But perhaps the best and most reasoned analysis comes from a player who's just shy of All-Star status. Explains jack21222: "Forward earnings estimates are around $1.20 per share [this] fiscal year. McDonalds trades at around a P/E of 16 to 17, and McDonalds is the market leader, and pays a dividend. Burger King is still in rebound mode, is trailing McDonalds by a good distance, and pays no dividend. I'd say Burger King warrants a P/E ... about equal to its expected growth rate, no premium over. ... Therefore, the price per share of Burger King [this] year should be sitting around $15.50- $16.50 per share."

Time to chime in
Pretty grim, eh? The most forgiving of bears argues that Burger King is already about 60% overpriced. The less forgiving opine that the stock is overpriced by at least twice (based on trailing earnings of $0.76 per share).

Do the King's shares merit this princely valuation? Don't be shy -- tell us why! Or if you agree with our more pessimistic investors, feel free to pile on in a fit of journalistic regicide. As you can see, whatever you write, Burger King has almost certainly heard worse.

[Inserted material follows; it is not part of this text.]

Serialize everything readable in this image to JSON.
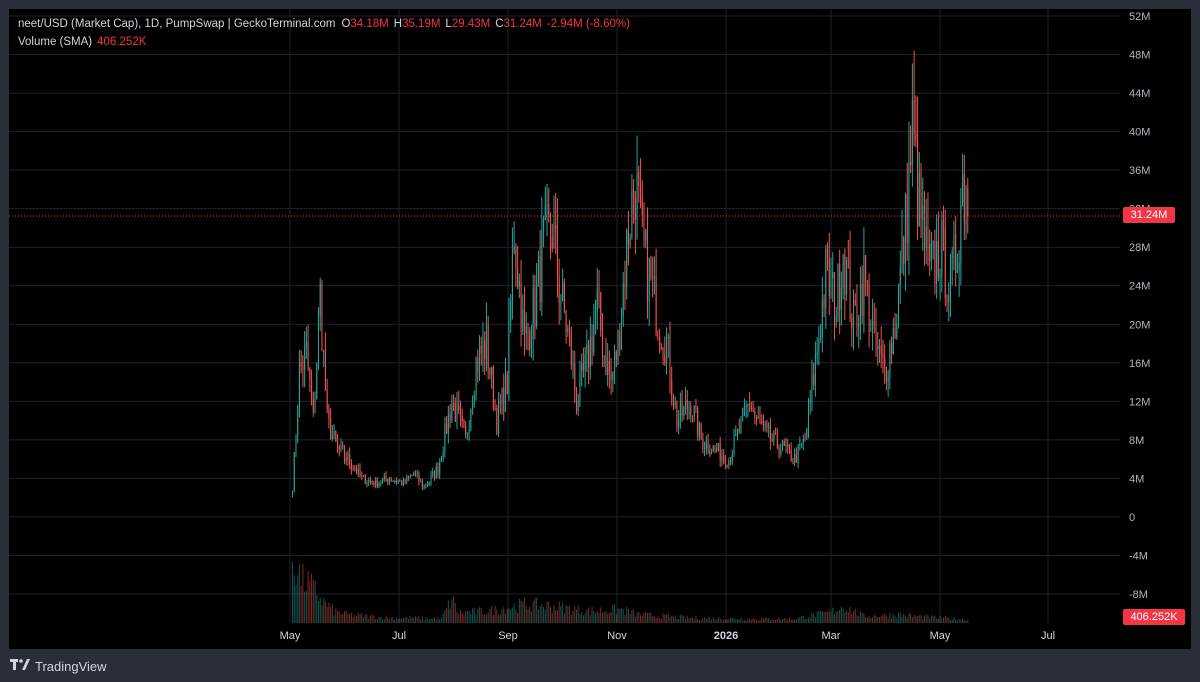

Fool contributor Rich Smith does not own shares of any company named above. You can find him on CAPS, publicly pontificating under the handle TMFDitty, where he's currently ranked No. 1,802 out of more than 29,000 raters. The Fool has a disclosure policy.